--- Input for this task ---

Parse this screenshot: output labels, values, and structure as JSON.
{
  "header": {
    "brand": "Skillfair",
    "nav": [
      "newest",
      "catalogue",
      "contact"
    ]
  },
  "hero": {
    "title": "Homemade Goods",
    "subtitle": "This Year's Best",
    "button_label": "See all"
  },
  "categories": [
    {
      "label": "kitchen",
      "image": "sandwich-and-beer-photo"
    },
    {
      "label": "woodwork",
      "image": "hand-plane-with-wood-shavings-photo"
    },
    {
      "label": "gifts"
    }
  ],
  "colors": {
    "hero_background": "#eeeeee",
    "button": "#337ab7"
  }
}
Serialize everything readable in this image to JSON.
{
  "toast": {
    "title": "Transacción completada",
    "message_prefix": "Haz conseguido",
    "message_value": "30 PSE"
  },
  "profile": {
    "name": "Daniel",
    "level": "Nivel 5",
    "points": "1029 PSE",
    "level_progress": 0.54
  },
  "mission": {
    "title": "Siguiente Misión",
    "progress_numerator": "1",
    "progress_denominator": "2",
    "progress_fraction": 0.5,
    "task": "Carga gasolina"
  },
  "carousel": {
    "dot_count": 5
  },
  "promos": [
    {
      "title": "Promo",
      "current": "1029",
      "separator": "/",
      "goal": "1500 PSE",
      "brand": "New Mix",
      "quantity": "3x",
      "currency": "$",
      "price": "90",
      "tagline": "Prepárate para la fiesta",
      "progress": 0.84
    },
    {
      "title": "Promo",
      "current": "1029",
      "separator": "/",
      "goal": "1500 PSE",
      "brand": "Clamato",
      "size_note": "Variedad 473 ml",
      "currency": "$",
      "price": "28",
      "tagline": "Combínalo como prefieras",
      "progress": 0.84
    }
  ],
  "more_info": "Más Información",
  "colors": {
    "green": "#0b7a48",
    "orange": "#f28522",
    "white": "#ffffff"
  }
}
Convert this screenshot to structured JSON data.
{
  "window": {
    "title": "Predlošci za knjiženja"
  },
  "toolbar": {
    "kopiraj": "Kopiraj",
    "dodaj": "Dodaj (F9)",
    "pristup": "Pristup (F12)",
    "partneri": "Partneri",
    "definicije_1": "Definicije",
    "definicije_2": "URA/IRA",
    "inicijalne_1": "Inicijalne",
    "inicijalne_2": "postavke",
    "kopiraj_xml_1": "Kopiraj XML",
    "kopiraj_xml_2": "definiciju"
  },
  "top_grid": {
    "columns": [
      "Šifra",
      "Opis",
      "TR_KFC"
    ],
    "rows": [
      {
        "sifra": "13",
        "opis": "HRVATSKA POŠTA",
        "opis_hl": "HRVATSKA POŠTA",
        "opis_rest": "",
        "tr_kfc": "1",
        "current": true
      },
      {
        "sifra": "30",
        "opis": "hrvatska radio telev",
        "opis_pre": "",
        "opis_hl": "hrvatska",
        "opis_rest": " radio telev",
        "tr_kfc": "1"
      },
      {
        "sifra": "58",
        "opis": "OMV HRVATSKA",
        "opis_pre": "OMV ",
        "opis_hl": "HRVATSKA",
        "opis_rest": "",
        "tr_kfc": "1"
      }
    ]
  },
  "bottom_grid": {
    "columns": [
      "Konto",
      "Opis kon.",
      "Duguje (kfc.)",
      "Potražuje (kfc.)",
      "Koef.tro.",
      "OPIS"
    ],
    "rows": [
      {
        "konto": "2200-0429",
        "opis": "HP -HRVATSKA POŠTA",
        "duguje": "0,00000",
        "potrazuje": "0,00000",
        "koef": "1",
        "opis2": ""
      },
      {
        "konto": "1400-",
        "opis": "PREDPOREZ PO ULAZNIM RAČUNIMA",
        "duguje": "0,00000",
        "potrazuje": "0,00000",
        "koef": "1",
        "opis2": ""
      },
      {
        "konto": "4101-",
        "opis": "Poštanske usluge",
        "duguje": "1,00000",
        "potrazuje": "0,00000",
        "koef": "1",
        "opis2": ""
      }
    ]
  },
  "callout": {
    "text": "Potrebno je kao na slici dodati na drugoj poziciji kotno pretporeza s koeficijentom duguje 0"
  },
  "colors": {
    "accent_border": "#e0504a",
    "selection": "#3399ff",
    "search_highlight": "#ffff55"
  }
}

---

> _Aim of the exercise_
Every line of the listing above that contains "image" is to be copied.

> _Exercise solution_
      "image": "sandwich-and-beer-photo"
      "image": "hand-plane-with-wood-shavings-photo"
Serialize everything readable in this image to JSON.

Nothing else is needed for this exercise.